### WHAT IS NEEDED
Check every line below for the string "heart", and copy the lines that contain it.

### GIVEN DATA
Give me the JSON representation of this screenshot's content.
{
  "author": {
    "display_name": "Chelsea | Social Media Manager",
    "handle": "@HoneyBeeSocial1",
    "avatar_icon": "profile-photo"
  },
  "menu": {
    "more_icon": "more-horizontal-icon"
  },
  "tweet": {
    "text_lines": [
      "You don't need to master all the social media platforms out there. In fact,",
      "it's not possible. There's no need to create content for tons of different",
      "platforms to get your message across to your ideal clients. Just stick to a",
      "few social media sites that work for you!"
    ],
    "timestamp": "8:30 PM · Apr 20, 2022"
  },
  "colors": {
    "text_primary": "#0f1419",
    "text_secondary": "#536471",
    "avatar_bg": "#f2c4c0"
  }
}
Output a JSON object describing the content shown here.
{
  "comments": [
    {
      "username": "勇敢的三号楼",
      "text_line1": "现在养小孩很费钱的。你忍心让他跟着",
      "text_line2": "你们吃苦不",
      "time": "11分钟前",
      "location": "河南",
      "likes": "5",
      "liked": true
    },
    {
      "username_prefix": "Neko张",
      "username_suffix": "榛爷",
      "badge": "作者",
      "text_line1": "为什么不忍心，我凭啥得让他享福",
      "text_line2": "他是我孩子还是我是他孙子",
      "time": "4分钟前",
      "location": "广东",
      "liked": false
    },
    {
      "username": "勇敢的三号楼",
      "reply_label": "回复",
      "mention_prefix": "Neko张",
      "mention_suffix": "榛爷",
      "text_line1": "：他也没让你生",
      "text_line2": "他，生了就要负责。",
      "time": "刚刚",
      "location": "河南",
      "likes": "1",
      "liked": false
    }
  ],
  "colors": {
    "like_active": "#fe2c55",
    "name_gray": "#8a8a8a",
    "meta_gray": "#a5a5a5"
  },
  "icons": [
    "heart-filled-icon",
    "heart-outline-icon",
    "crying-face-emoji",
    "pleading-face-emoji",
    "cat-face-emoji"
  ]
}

### SOLUTION TO THIS PROBLEM
    "heart-filled-icon",
    "heart-outline-icon",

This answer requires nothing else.